Myth 2.  Innovation is only about new products.

Certainly, innovation has a long association with new product development.  Indeed, innovation methods serve the NPD challenge very well; however, the same steps that we use to innovate new products (or services) can be used to innovate other types of problems, too.

A company with which we recently worked, for example, used Innovation Engineering approaches to generate hundreds of ideas to improve their manufacturing processes– most centered on breakthrough cost improvements.  The teams that I worked with all had seasoned manufacturing leader and engineers on their team.  Many of these team members were previously trained and adept in continuous improvement methods such as Six Sigma, Lean manufacturing, process-mapping, etc.  Yet, with the help of the Innovation Engineering creativity tools, which help identify, communicate and leverage what is meaningful and unique, they were able to look at their manufacturing processes from a very different perspective. As a result, they were able to create many new, novel ideas for their organizations in very short periods of time.  Being a long-time Lean Six Sigma instructor, it was refreshing to see some of my CI peers add Innovation methods to their existing continuous improvement tool kit.

I have been amazed at how many times someone has approached me after one of my Innovation Engineering workshops to say that they plan to use the ideation methods we cover to address a problem at their church.
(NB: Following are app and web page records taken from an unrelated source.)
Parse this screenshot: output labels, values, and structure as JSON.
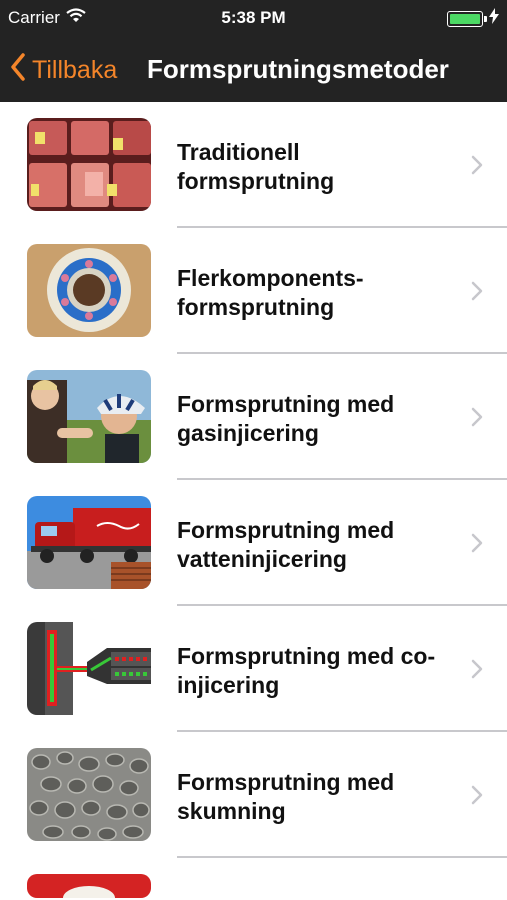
{
  "status_bar": {
    "carrier": "Carrier",
    "time": "5:38 PM"
  },
  "nav": {
    "back_label": "Tillbaka",
    "title": "Formsprutningsmetoder"
  },
  "colors": {
    "accent": "#f4852a",
    "bar_bg": "#232323",
    "battery": "#4cd964"
  },
  "items": [
    {
      "line1": "Traditionell",
      "line2": "formsprutning",
      "icon": "meat-packages-thumbnail"
    },
    {
      "line1": "Flerkomponents-",
      "line2": "formsprutning",
      "icon": "bearing-ring-thumbnail"
    },
    {
      "line1": "Formsprutning med",
      "line2": "gasinjicering",
      "icon": "helmet-fitting-thumbnail"
    },
    {
      "line1": "Formsprutning med",
      "line2": "vatteninjicering",
      "icon": "red-truck-thumbnail"
    },
    {
      "line1": "Formsprutning med co-",
      "line2": "injicering",
      "icon": "coinjection-diagram-thumbnail"
    },
    {
      "line1": "Formsprutning med",
      "line2": "skumning",
      "icon": "foam-structure-thumbnail"
    }
  ]
}
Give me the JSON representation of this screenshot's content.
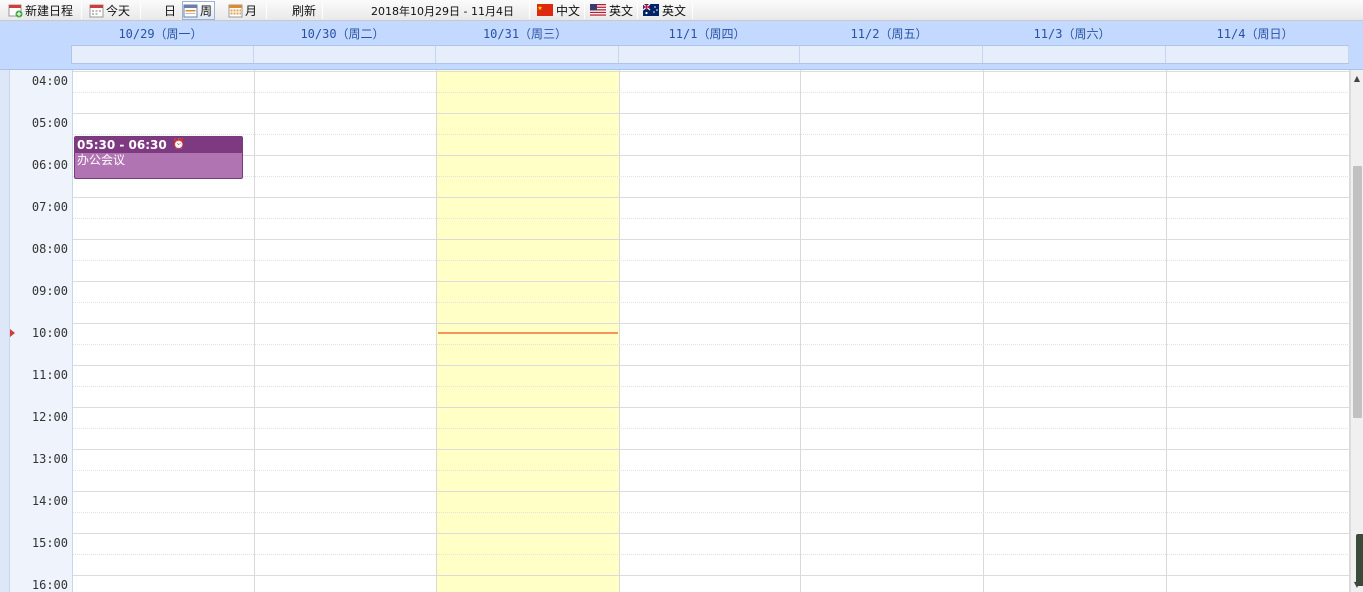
{
  "toolbar": {
    "new_event": "新建日程",
    "today": "今天",
    "view_day": "日",
    "view_week": "周",
    "view_month": "月",
    "refresh": "刷新",
    "date_range": "2018年10月29日 - 11月4日",
    "lang_zh": "中文",
    "lang_en_us": "英文",
    "lang_en_au": "英文",
    "active_view": "week"
  },
  "week": {
    "days": [
      {
        "label": "10/29（周一）"
      },
      {
        "label": "10/30（周二）"
      },
      {
        "label": "10/31（周三）",
        "today": true
      },
      {
        "label": "11/1（周四）"
      },
      {
        "label": "11/2（周五）"
      },
      {
        "label": "11/3（周六）"
      },
      {
        "label": "11/4（周日）"
      }
    ]
  },
  "times": [
    "04:00",
    "05:00",
    "06:00",
    "07:00",
    "08:00",
    "09:00",
    "10:00",
    "11:00",
    "12:00",
    "13:00",
    "14:00",
    "15:00",
    "16:00"
  ],
  "current_time_row": "10:00",
  "events": [
    {
      "time": "05:30 - 06:30",
      "title": "办公会议",
      "day": "10/29（周一）",
      "color": "#b174b3",
      "header_color": "#7d3a80"
    }
  ],
  "colors": {
    "header_bg": "#c3d9ff",
    "today_bg": "#ffffc6",
    "now_line": "#f4955e",
    "day_label": "#2952a3"
  },
  "icons": {
    "new_event": "calendar-add-icon",
    "today": "calendar-today-icon",
    "week": "calendar-week-icon",
    "month": "calendar-month-icon",
    "zh": "china-flag-icon",
    "en_us": "us-flag-icon",
    "en_au": "australia-flag-icon"
  }
}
So while I’ve never been able to track their success, I would agree the same approaches could work wonderfully for church committees too.

So as you move into a new year, be open to the idea of applying Innovation to your business challenge– even if your challenge is not creating a new product!

Myth 1.  If you have a meaningfully unique innovation 100% of customers will buy it (Dec-2015)

Kevin GraysonKevin Grayson is Director of Business Growth and Innovation Services at NC State Industry Expansion Solutions. He provides strategic consulting, including business plan and sales development strategy, market penetration, market growth, new product introduction, innovation strategies and product design to clients in multiple industries.